• **Exercise requirements**: Check each line of the data for the string "Webビリング体験版". Report how many have it, and give nothing else.

Extracted data entries:

=======

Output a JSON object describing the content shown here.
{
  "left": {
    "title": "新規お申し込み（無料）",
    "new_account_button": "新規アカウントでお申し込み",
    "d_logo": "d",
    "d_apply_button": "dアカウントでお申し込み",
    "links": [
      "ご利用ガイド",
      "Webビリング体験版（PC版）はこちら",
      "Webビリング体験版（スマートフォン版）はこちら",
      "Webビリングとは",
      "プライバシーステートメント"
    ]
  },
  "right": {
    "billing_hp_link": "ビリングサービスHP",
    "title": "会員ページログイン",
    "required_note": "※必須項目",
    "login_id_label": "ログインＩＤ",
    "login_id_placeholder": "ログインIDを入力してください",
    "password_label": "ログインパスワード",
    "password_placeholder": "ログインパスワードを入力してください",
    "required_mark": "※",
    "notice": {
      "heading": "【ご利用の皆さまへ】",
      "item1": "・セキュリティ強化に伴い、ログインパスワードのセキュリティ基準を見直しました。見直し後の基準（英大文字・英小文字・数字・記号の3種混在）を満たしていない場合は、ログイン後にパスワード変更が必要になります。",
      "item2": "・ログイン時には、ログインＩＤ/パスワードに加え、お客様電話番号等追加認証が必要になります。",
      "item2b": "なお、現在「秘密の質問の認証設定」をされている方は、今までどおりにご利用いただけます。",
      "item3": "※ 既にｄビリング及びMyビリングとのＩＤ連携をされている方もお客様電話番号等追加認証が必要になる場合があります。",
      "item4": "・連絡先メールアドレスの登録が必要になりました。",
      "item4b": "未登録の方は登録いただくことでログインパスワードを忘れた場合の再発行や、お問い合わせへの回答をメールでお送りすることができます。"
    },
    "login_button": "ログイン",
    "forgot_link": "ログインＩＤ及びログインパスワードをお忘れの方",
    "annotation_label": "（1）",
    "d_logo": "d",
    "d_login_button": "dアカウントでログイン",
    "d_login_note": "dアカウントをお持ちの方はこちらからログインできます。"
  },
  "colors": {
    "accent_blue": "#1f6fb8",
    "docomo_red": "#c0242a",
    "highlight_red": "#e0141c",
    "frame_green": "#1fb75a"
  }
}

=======

• **Written response**: 2